EXTRACTED MATERIAL:

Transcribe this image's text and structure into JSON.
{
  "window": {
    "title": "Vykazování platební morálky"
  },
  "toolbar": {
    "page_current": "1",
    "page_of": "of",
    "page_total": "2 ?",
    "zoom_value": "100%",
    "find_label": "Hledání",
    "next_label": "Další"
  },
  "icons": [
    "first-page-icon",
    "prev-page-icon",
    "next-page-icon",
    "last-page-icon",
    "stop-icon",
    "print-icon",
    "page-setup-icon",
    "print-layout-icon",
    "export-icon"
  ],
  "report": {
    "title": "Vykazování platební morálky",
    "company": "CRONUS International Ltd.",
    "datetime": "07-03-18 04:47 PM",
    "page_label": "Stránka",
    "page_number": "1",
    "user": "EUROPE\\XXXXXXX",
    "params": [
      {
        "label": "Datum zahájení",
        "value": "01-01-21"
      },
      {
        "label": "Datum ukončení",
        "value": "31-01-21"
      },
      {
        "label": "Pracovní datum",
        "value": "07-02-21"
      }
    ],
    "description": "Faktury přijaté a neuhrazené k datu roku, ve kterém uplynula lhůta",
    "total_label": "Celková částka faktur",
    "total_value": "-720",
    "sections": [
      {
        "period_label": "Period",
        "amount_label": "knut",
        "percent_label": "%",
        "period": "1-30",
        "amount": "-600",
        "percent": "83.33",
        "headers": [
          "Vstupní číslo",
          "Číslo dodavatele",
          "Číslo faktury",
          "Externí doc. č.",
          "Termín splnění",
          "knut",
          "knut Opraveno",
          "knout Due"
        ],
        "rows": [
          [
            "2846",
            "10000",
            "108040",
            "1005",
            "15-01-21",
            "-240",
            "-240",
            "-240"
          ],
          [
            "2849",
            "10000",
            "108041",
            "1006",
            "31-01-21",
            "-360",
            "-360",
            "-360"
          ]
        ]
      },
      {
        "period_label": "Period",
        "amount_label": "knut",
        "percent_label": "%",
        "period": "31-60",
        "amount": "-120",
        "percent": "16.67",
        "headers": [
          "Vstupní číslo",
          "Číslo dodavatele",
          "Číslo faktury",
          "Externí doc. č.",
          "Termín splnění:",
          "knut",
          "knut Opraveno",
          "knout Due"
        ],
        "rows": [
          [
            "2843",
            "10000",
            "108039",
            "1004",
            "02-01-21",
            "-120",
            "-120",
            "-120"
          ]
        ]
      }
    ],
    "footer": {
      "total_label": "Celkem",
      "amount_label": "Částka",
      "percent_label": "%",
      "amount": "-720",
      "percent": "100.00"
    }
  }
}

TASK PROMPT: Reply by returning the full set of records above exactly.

RESULT OF THE TASK:
Transcribe this image's text and structure into JSON.
{
  "window": {
    "title": "Vykazování platební morálky"
  },
  "toolbar": {
    "page_current": "1",
    "page_of": "of",
    "page_total": "2 ?",
    "zoom_value": "100%",
    "find_label": "Hledání",
    "next_label": "Další"
  },
  "icons": [
    "first-page-icon",
    "prev-page-icon",
    "next-page-icon",
    "last-page-icon",
    "stop-icon",
    "print-icon",
    "page-setup-icon",
    "print-layout-icon",
    "export-icon"
  ],
  "report": {
    "title": "Vykazování platební morálky",
    "company": "CRONUS International Ltd.",
    "datetime": "07-03-18 04:47 PM",
    "page_label": "Stránka",
    "page_number": "1",
    "user": "EUROPE\\XXXXXXX",
    "params": [
      {
        "label": "Datum zahájení",
        "value": "01-01-21"
      },
      {
        "label": "Datum ukončení",
        "value": "31-01-21"
      },
      {
        "label": "Pracovní datum",
        "value": "07-02-21"
      }
    ],
    "description": "Faktury přijaté a neuhrazené k datu roku, ve kterém uplynula lhůta",
    "total_label": "Celková částka faktur",
    "total_value": "-720",
    "sections": [
      {
        "period_label": "Period",
        "amount_label": "knut",
        "percent_label": "%",
        "period": "1-30",
        "amount": "-600",
        "percent": "83.33",
        "headers": [
          "Vstupní číslo",
          "Číslo dodavatele",
          "Číslo faktury",
          "Externí doc. č.",
          "Termín splnění",
          "knut",
          "knut Opraveno",
          "knout Due"
        ],
        "rows": [
          [
            "2846",
            "10000",
            "108040",
            "1005",
            "15-01-21",
            "-240",
            "-240",
            "-240"
          ],
          [
            "2849",
            "10000",
            "108041",
            "1006",
            "31-01-21",
            "-360",
            "-360",
            "-360"
          ]
        ]
      },
      {
        "period_label": "Period",
        "amount_label": "knut",
        "percent_label": "%",
        "period": "31-60",
        "amount": "-120",
        "percent": "16.67",
        "headers": [
          "Vstupní číslo",
          "Číslo dodavatele",
          "Číslo faktury",
          "Externí doc. č.",
          "Termín splnění:",
          "knut",
          "knut Opraveno",
          "knout Due"
        ],
        "rows": [
          [
            "2843",
            "10000",
            "108039",
            "1004",
            "02-01-21",
            "-120",
            "-120",
            "-120"
          ]
        ]
      }
    ],
    "footer": {
      "total_label": "Celkem",
      "amount_label": "Částka",
      "percent_label": "%",
      "amount": "-720",
      "percent": "100.00"
    }
  }
}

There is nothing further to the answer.